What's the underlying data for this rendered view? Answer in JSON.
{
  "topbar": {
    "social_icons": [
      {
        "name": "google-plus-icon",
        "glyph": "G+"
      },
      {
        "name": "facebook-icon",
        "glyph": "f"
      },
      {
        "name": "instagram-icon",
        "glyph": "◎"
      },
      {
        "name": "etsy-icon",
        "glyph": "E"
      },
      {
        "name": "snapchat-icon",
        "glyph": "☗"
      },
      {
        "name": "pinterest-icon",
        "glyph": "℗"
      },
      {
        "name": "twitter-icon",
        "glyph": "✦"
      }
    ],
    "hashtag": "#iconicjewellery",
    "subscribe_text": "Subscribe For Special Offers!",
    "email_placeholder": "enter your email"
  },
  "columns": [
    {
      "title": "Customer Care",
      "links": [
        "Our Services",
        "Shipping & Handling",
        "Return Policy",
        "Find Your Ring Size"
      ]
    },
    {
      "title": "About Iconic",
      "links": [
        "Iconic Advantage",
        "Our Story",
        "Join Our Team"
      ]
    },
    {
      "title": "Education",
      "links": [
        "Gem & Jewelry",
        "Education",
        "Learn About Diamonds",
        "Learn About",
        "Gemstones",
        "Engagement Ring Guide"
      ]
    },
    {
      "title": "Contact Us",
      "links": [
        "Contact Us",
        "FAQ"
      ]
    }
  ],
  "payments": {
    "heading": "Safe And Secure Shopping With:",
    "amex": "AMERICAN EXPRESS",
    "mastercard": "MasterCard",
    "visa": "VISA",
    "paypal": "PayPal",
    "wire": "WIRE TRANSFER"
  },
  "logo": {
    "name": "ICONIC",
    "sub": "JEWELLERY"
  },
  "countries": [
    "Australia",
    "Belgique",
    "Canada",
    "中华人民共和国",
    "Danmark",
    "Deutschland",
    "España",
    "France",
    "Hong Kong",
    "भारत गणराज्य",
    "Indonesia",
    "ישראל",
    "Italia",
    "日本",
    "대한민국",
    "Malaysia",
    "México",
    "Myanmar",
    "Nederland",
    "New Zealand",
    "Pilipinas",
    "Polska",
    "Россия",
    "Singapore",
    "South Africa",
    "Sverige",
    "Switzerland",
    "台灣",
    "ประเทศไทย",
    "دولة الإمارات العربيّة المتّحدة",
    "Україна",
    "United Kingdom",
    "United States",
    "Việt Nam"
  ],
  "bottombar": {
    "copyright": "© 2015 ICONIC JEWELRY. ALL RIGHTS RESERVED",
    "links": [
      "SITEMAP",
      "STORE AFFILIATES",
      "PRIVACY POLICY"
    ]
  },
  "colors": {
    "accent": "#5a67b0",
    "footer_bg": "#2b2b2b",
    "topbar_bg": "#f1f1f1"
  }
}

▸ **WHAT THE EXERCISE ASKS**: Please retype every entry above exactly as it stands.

▸ **EXERCISE SOLUTION**:
What's the underlying data for this rendered view? Answer in JSON.
{
  "topbar": {
    "social_icons": [
      {
        "name": "google-plus-icon",
        "glyph": "G+"
      },
      {
        "name": "facebook-icon",
        "glyph": "f"
      },
      {
        "name": "instagram-icon",
        "glyph": "◎"
      },
      {
        "name": "etsy-icon",
        "glyph": "E"
      },
      {
        "name": "snapchat-icon",
        "glyph": "☗"
      },
      {
        "name": "pinterest-icon",
        "glyph": "℗"
      },
      {
        "name": "twitter-icon",
        "glyph": "✦"
      }
    ],
    "hashtag": "#iconicjewellery",
    "subscribe_text": "Subscribe For Special Offers!",
    "email_placeholder": "enter your email"
  },
  "columns": [
    {
      "title": "Customer Care",
      "links": [
        "Our Services",
        "Shipping & Handling",
        "Return Policy",
        "Find Your Ring Size"
      ]
    },
    {
      "title": "About Iconic",
      "links": [
        "Iconic Advantage",
        "Our Story",
        "Join Our Team"
      ]
    },
    {
      "title": "Education",
      "links": [
        "Gem & Jewelry",
        "Education",
        "Learn About Diamonds",
        "Learn About",
        "Gemstones",
        "Engagement Ring Guide"
      ]
    },
    {
      "title": "Contact Us",
      "links": [
        "Contact Us",
        "FAQ"
      ]
    }
  ],
  "payments": {
    "heading": "Safe And Secure Shopping With:",
    "amex": "AMERICAN EXPRESS",
    "mastercard": "MasterCard",
    "visa": "VISA",
    "paypal": "PayPal",
    "wire": "WIRE TRANSFER"
  },
  "logo": {
    "name": "ICONIC",
    "sub": "JEWELLERY"
  },
  "countries": [
    "Australia",
    "Belgique",
    "Canada",
    "中华人民共和国",
    "Danmark",
    "Deutschland",
    "España",
    "France",
    "Hong Kong",
    "भारत गणराज्य",
    "Indonesia",
    "ישראל",
    "Italia",
    "日本",
    "대한민국",
    "Malaysia",
    "México",
    "Myanmar",
    "Nederland",
    "New Zealand",
    "Pilipinas",
    "Polska",
    "Россия",
    "Singapore",
    "South Africa",
    "Sverige",
    "Switzerland",
    "台灣",
    "ประเทศไทย",
    "دولة الإمارات العربيّة المتّحدة",
    "Україна",
    "United Kingdom",
    "United States",
    "Việt Nam"
  ],
  "bottombar": {
    "copyright": "© 2015 ICONIC JEWELRY. ALL RIGHTS RESERVED",
    "links": [
      "SITEMAP",
      "STORE AFFILIATES",
      "PRIVACY POLICY"
    ]
  },
  "colors": {
    "accent": "#5a67b0",
    "footer_bg": "#2b2b2b",
    "topbar_bg": "#f1f1f1"
  }
}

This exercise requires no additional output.